Given records:
※ ※ ※

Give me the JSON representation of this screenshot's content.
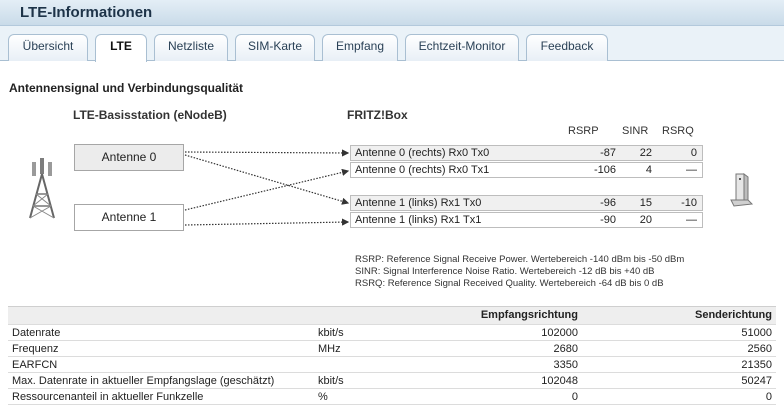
{
  "window": {
    "title": "LTE-Informationen"
  },
  "tabs": [
    {
      "label": "Übersicht"
    },
    {
      "label": "LTE"
    },
    {
      "label": "Netzliste"
    },
    {
      "label": "SIM-Karte"
    },
    {
      "label": "Empfang"
    },
    {
      "label": "Echtzeit-Monitor"
    },
    {
      "label": "Feedback"
    }
  ],
  "section": {
    "title": "Antennensignal und Verbindungsqualität"
  },
  "station": {
    "heading": "LTE-Basisstation (eNodeB)",
    "antennas": [
      "Antenne 0",
      "Antenne 1"
    ]
  },
  "fritzbox": {
    "heading": "FRITZ!Box",
    "columns": [
      "RSRP",
      "SINR",
      "RSRQ"
    ],
    "rows": [
      {
        "label": "Antenne 0 (rechts) Rx0 Tx0",
        "rsrp": "-87",
        "sinr": "22",
        "rsrq": "0"
      },
      {
        "label": "Antenne 0 (rechts) Rx0 Tx1",
        "rsrp": "-106",
        "sinr": "4",
        "rsrq": "—"
      },
      {
        "label": "Antenne 1 (links) Rx1 Tx0",
        "rsrp": "-96",
        "sinr": "15",
        "rsrq": "-10"
      },
      {
        "label": "Antenne 1 (links) Rx1 Tx1",
        "rsrp": "-90",
        "sinr": "20",
        "rsrq": "—"
      }
    ]
  },
  "legend": [
    "RSRP: Reference Signal Receive Power. Wertebereich -140 dBm bis -50 dBm",
    "SINR: Signal Interference Noise Ratio. Wertebereich -12 dB bis +40 dB",
    "RSRQ: Reference Signal Received Quality. Wertebereich -64 dB bis 0 dB"
  ],
  "table": {
    "headers": [
      "",
      "",
      "Empfangsrichtung",
      "Senderichtung"
    ],
    "rows": [
      {
        "label": "Datenrate",
        "unit": "kbit/s",
        "rx": "102000",
        "tx": "51000"
      },
      {
        "label": "Frequenz",
        "unit": "MHz",
        "rx": "2680",
        "tx": "2560"
      },
      {
        "label": "EARFCN",
        "unit": "",
        "rx": "3350",
        "tx": "21350"
      },
      {
        "label": "Max. Datenrate in aktueller Empfangslage (geschätzt)",
        "unit": "kbit/s",
        "rx": "102048",
        "tx": "50247"
      },
      {
        "label": "Ressourcenanteil in aktueller Funkzelle",
        "unit": "%",
        "rx": "0",
        "tx": "0"
      }
    ]
  },
  "icons": {
    "tower": "cell-tower-icon",
    "router": "fritzbox-router-icon"
  }
}
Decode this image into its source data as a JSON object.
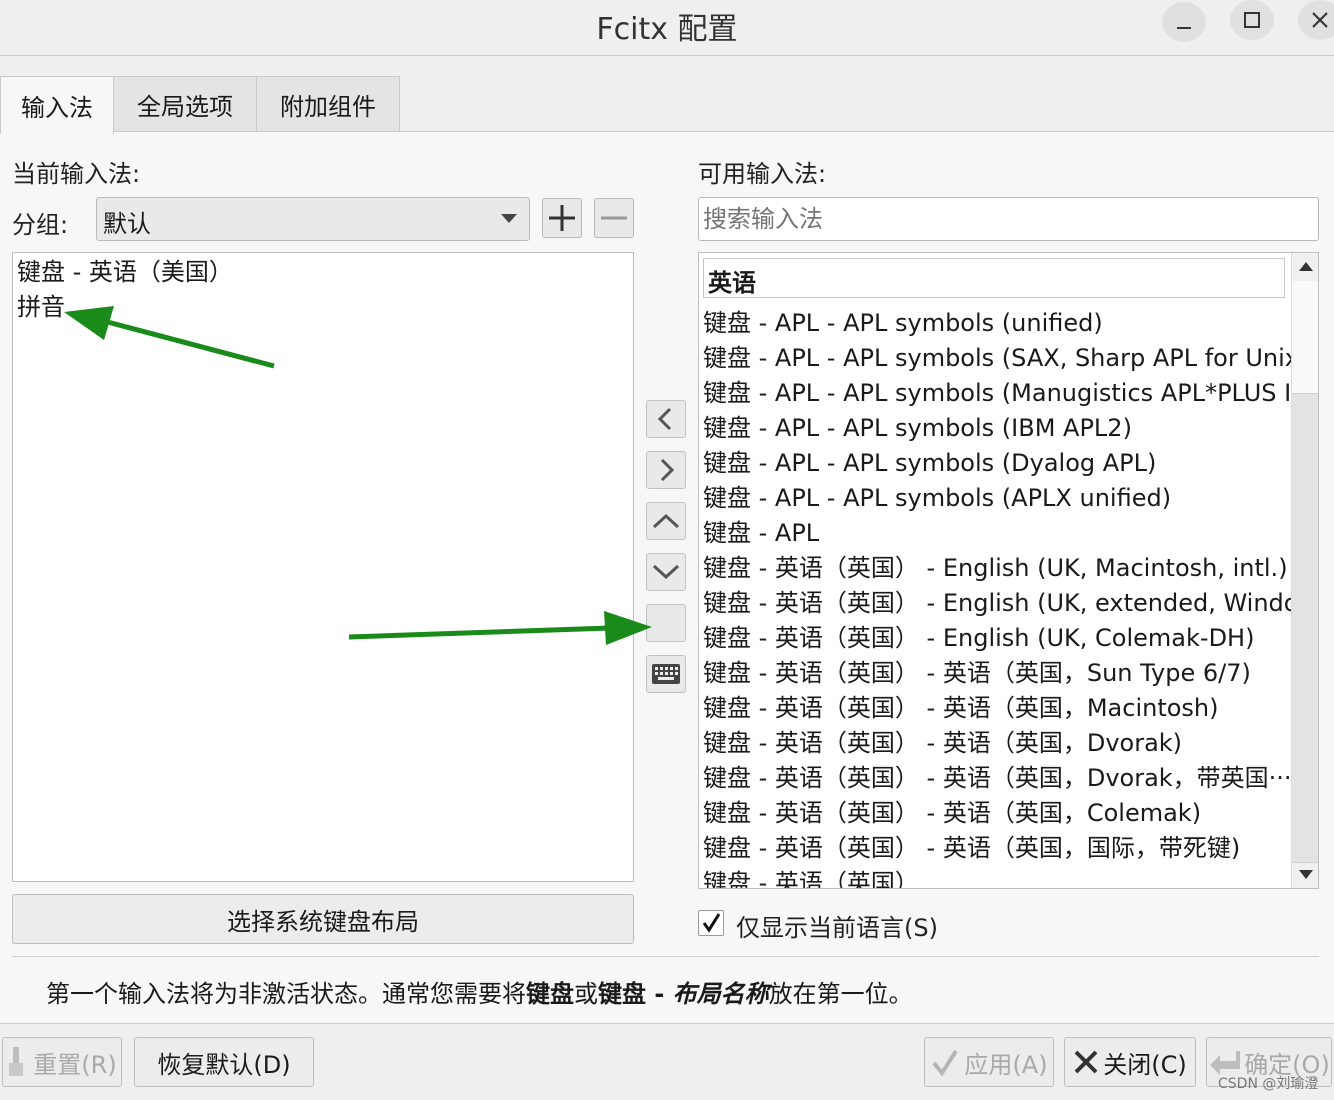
{
  "window": {
    "title": "Fcitx 配置",
    "controls": [
      "minimize-icon",
      "maximize-icon",
      "close-icon"
    ]
  },
  "tabs": [
    {
      "label": "输入法",
      "active": true
    },
    {
      "label": "全局选项",
      "active": false
    },
    {
      "label": "附加组件",
      "active": false
    }
  ],
  "left": {
    "heading": "当前输入法:",
    "group_label": "分组:",
    "group_value": "默认",
    "current_methods": [
      "键盘 - 英语（美国）",
      "拼音"
    ],
    "keyboard_layout_button": "选择系统键盘布局"
  },
  "right": {
    "heading": "可用输入法:",
    "search_placeholder": "搜索输入法",
    "section_header": "英语",
    "available_methods": [
      "键盘 - APL - APL symbols (unified)",
      "键盘 - APL - APL symbols (SAX, Sharp APL for Unix)",
      "键盘 - APL - APL symbols (Manugistics APL*PLUS II)",
      "键盘 - APL - APL symbols (IBM APL2)",
      "键盘 - APL - APL symbols (Dyalog APL)",
      "键盘 - APL - APL symbols (APLX unified)",
      "键盘 - APL",
      "键盘 - 英语（英国） - English (UK, Macintosh, intl.)",
      "键盘 - 英语（英国） - English (UK, extended, Windo···",
      "键盘 - 英语（英国） - English (UK, Colemak-DH)",
      "键盘 - 英语（英国） - 英语（英国，Sun Type 6/7)",
      "键盘 - 英语（英国） - 英语（英国，Macintosh)",
      "键盘 - 英语（英国） - 英语（英国，Dvorak)",
      "键盘 - 英语（英国） - 英语（英国，Dvorak，带英国···",
      "键盘 - 英语（英国） - 英语（英国，Colemak)",
      "键盘 - 英语（英国） - 英语（英国，国际，带死键)",
      "键盘 - 英语（英国）"
    ],
    "only_current_language_label": "仅显示当前语言(S)",
    "only_current_language_checked": true
  },
  "hint": {
    "part1": "第一个输入法将为非激活状态。通常您需要将",
    "bold1": "键盘",
    "part2": "或",
    "bold2": "键盘 - ",
    "bolditalic": "布局名称",
    "part3": "放在第一位。"
  },
  "footer": {
    "reset": "重置(R)",
    "restore_defaults": "恢复默认(D)",
    "apply": "应用(A)",
    "close": "关闭(C)",
    "ok": "确定(O)",
    "watermark": "CSDN @刘瑜澄"
  },
  "colors": {
    "annotation_arrow": "#1a8a1a",
    "window_bg": "#efefef",
    "panel_bg": "#f7f7f7"
  }
}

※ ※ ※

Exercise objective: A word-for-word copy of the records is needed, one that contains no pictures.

Response area:
Give me the JSON representation of this screenshot's content.
{
  "window": {
    "title": "LTE-Informationen"
  },
  "tabs": [
    {
      "label": "Übersicht"
    },
    {
      "label": "LTE"
    },
    {
      "label": "Netzliste"
    },
    {
      "label": "SIM-Karte"
    },
    {
      "label": "Empfang"
    },
    {
      "label": "Echtzeit-Monitor"
    },
    {
      "label": "Feedback"
    }
  ],
  "section": {
    "title": "Antennensignal und Verbindungsqualität"
  },
  "station": {
    "heading": "LTE-Basisstation (eNodeB)",
    "antennas": [
      "Antenne 0",
      "Antenne 1"
    ]
  },
  "fritzbox": {
    "heading": "FRITZ!Box",
    "columns": [
      "RSRP",
      "SINR",
      "RSRQ"
    ],
    "rows": [
      {
        "label": "Antenne 0 (rechts) Rx0 Tx0",
        "rsrp": "-87",
        "sinr": "22",
        "rsrq": "0"
      },
      {
        "label": "Antenne 0 (rechts) Rx0 Tx1",
        "rsrp": "-106",
        "sinr": "4",
        "rsrq": "—"
      },
      {
        "label": "Antenne 1 (links) Rx1 Tx0",
        "rsrp": "-96",
        "sinr": "15",
        "rsrq": "-10"
      },
      {
        "label": "Antenne 1 (links) Rx1 Tx1",
        "rsrp": "-90",
        "sinr": "20",
        "rsrq": "—"
      }
    ]
  },
  "legend": [
    "RSRP: Reference Signal Receive Power. Wertebereich -140 dBm bis -50 dBm",
    "SINR: Signal Interference Noise Ratio. Wertebereich -12 dB bis +40 dB",
    "RSRQ: Reference Signal Received Quality. Wertebereich -64 dB bis 0 dB"
  ],
  "table": {
    "headers": [
      "",
      "",
      "Empfangsrichtung",
      "Senderichtung"
    ],
    "rows": [
      {
        "label": "Datenrate",
        "unit": "kbit/s",
        "rx": "102000",
        "tx": "51000"
      },
      {
        "label": "Frequenz",
        "unit": "MHz",
        "rx": "2680",
        "tx": "2560"
      },
      {
        "label": "EARFCN",
        "unit": "",
        "rx": "3350",
        "tx": "21350"
      },
      {
        "label": "Max. Datenrate in aktueller Empfangslage (geschätzt)",
        "unit": "kbit/s",
        "rx": "102048",
        "tx": "50247"
      },
      {
        "label": "Ressourcenanteil in aktueller Funkzelle",
        "unit": "%",
        "rx": "0",
        "tx": "0"
      }
    ]
  },
  "icons": {
    "tower": "cell-tower-icon",
    "router": "fritzbox-router-icon"
  }
}
Decode this image into its source data as a JSON object.
{
  "window": {
    "title": "Fcitx 配置",
    "controls": [
      "minimize-icon",
      "maximize-icon",
      "close-icon"
    ]
  },
  "tabs": [
    {
      "label": "输入法",
      "active": true
    },
    {
      "label": "全局选项",
      "active": false
    },
    {
      "label": "附加组件",
      "active": false
    }
  ],
  "left": {
    "heading": "当前输入法:",
    "group_label": "分组:",
    "group_value": "默认",
    "current_methods": [
      "键盘 - 英语（美国）",
      "拼音"
    ],
    "keyboard_layout_button": "选择系统键盘布局"
  },
  "right": {
    "heading": "可用输入法:",
    "search_placeholder": "搜索输入法",
    "section_header": "英语",
    "available_methods": [
      "键盘 - APL - APL symbols (unified)",
      "键盘 - APL - APL symbols (SAX, Sharp APL for Unix)",
      "键盘 - APL - APL symbols (Manugistics APL*PLUS II)",
      "键盘 - APL - APL symbols (IBM APL2)",
      "键盘 - APL - APL symbols (Dyalog APL)",
      "键盘 - APL - APL symbols (APLX unified)",
      "键盘 - APL",
      "键盘 - 英语（英国） - English (UK, Macintosh, intl.)",
      "键盘 - 英语（英国） - English (UK, extended, Windo···",
      "键盘 - 英语（英国） - English (UK, Colemak-DH)",
      "键盘 - 英语（英国） - 英语（英国，Sun Type 6/7)",
      "键盘 - 英语（英国） - 英语（英国，Macintosh)",
      "键盘 - 英语（英国） - 英语（英国，Dvorak)",
      "键盘 - 英语（英国） - 英语（英国，Dvorak，带英国···",
      "键盘 - 英语（英国） - 英语（英国，Colemak)",
      "键盘 - 英语（英国） - 英语（英国，国际，带死键)",
      "键盘 - 英语（英国）"
    ],
    "only_current_language_label": "仅显示当前语言(S)",
    "only_current_language_checked": true
  },
  "hint": {
    "part1": "第一个输入法将为非激活状态。通常您需要将",
    "bold1": "键盘",
    "part2": "或",
    "bold2": "键盘 - ",
    "bolditalic": "布局名称",
    "part3": "放在第一位。"
  },
  "footer": {
    "reset": "重置(R)",
    "restore_defaults": "恢复默认(D)",
    "apply": "应用(A)",
    "close": "关闭(C)",
    "ok": "确定(O)",
    "watermark": "CSDN @刘瑜澄"
  },
  "colors": {
    "annotation_arrow": "#1a8a1a",
    "window_bg": "#efefef",
    "panel_bg": "#f7f7f7"
  }
}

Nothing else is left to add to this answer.